An oil painting depicting a vase of sunflowers, one of Liu’s early works, clearly reflects influence from Van Gogh. Another portrait of a naked woman mirrors the style of Gauguin. However, he formed his own unique style drawing from Chinese painting traditions later.

“You can tell from an oil painting depicting the landscape of the Yellow Mountain (done in 1962) that it is definitely and uniquely my father’s style,” the artist’s son said.

The exhibition, a highlight of the ICIF events in Futian District, is held in collaboration with Liu Haisu Art Museum in Shanghai.

The museum’s curator Zhu Gang said Liu had achievements in many respects: oil painting, Chinese painting and art education. Liu promoted the idea of painting about real life and using real people as models. He also promoted the practice of mixing girls and boys in a class. Zhu noted Liu was also a patriot. “Liu went to Southeast Asia to raise money for the Chinese army during WWII, and he donated all his paintings to our museum, a public institution, on his death.”

Set up on the second floor of Artron gallery, the exhibition also displays the textbooks compiled by Liu’s contemporaries such as Feng Zikai. One room is set up to look like Liu’s art classroom.

To better understand the influence of Liu’s early works, visitors can observe another exhibition featuring the works of post-impressionists and Fauve artists on the third floor of the gallery.


Liu Haisu (March 16, 1896-Aug. 7, 1994) was a prominent 20th-century Chinese painter and a noted art educator.
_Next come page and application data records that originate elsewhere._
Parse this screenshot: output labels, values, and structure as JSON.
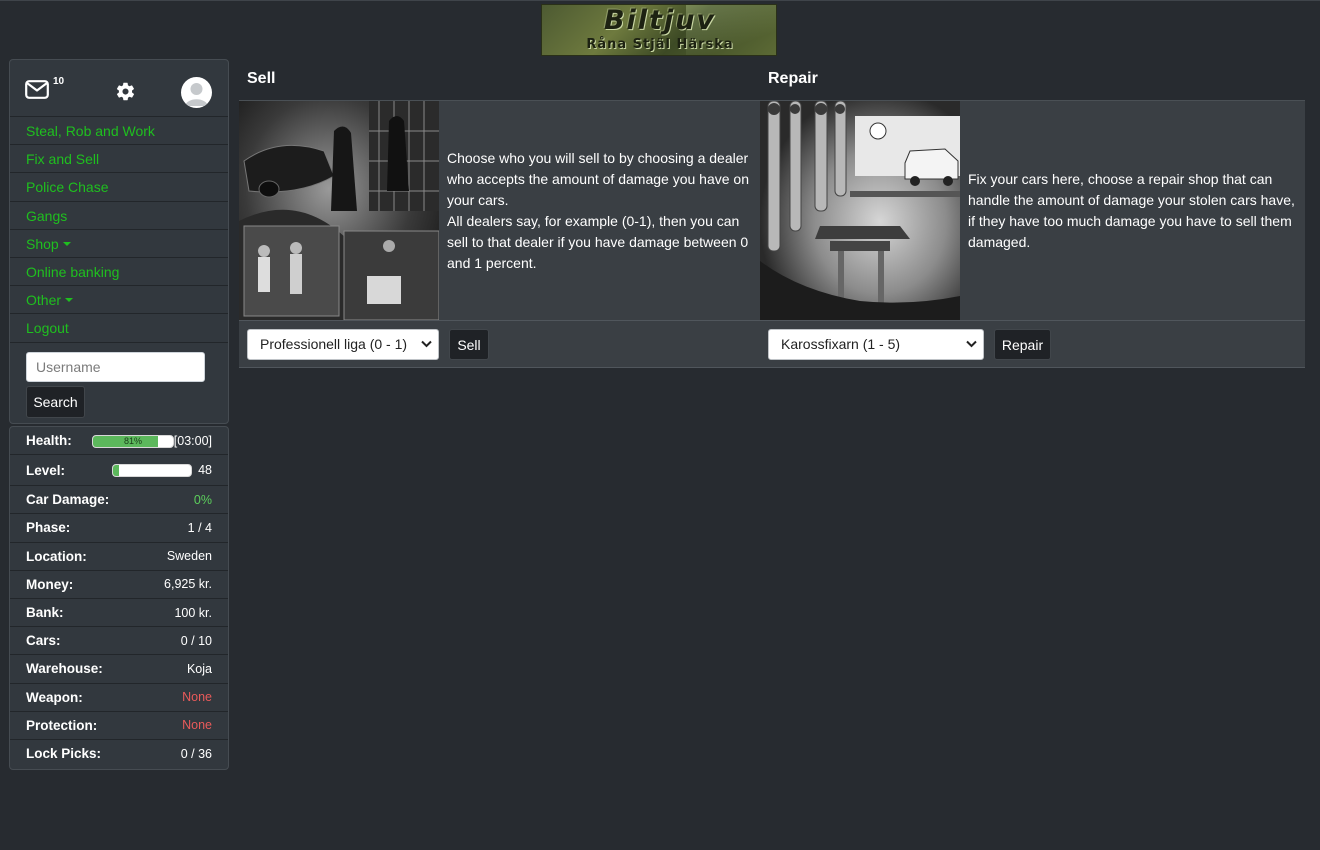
{
  "logo": {
    "title": "Biltjuv",
    "subtitle": "Råna Stjäl Härska"
  },
  "header": {
    "mail_count": "10"
  },
  "nav": {
    "steal": "Steal, Rob and Work",
    "fix_sell": "Fix and Sell",
    "police": "Police Chase",
    "gangs": "Gangs",
    "shop": "Shop",
    "banking": "Online banking",
    "other": "Other",
    "logout": "Logout"
  },
  "search": {
    "placeholder": "Username",
    "button": "Search"
  },
  "stats": {
    "health": {
      "label": "Health:",
      "percent": 81,
      "percent_text": "81%",
      "timer": "[03:00]"
    },
    "level": {
      "label": "Level:",
      "progress": 0.08,
      "value": "48"
    },
    "car_damage": {
      "label": "Car Damage:",
      "value": "0%"
    },
    "phase": {
      "label": "Phase:",
      "value": "1 / 4"
    },
    "location": {
      "label": "Location:",
      "value": "Sweden"
    },
    "money": {
      "label": "Money:",
      "value": "6,925 kr."
    },
    "bank": {
      "label": "Bank:",
      "value": "100 kr."
    },
    "cars": {
      "label": "Cars:",
      "value": "0 / 10"
    },
    "warehouse": {
      "label": "Warehouse:",
      "value": "Koja"
    },
    "weapon": {
      "label": "Weapon:",
      "value": "None"
    },
    "protection": {
      "label": "Protection:",
      "value": "None"
    },
    "lockpicks": {
      "label": "Lock Picks:",
      "value": "0 / 36"
    }
  },
  "sell": {
    "title": "Sell",
    "text1": "Choose who you will sell to by choosing a dealer who accepts the amount of damage you have on your cars.",
    "text2": "All dealers say, for example (0-1), then you can sell to that dealer if you have damage between 0 and 1 percent.",
    "select_value": "Professionell liga (0 - 1)",
    "button": "Sell"
  },
  "repair": {
    "title": "Repair",
    "text": "Fix your cars here, choose a repair shop that can handle the amount of damage your stolen cars have, if they have too much damage you have to sell them damaged.",
    "select_value": "Karossfixarn (1 - 5)",
    "button": "Repair"
  },
  "colors": {
    "link_green": "#1fbf1f",
    "bg": "#272b30",
    "panel": "#3a3f44",
    "danger": "#e85a5a",
    "success": "#5cb85c"
  }
}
He excelled in both Chinese and oil painting.

Harboring a love for painting since his youth, Liu learned Western painting at a Shanghai school directed by Zhou Xiang when he was 14. In 1912, he founded the first school of fine arts in modern China with some friends.

During a career that spanned eight decades, Liu wrote books, introducing Western art to China and Chinese painting to the outside world. He toured Japan and Europe extensively in the 1920s and 1930s, having his painting style influenced by impressionism. His oil paintings are characterized by a unique style that combines Chinese painting traditions and inspirations from Cézanne, Gauguin and Van Gogh. During the Cultural Revolution, Liu focused on practicing Chinese paintings and in his later years, Liu traveled many times to the Yellow Mountain trying to capture the landscape in his paintings. His Chinese paintings are distinct from traditional artists with a bold use of shades of green, reflecting influences from impressionism.

His representative works include oil paintings of historical buildings in Beijing and Chinese paintings of the landscape of the Yellow Mountain.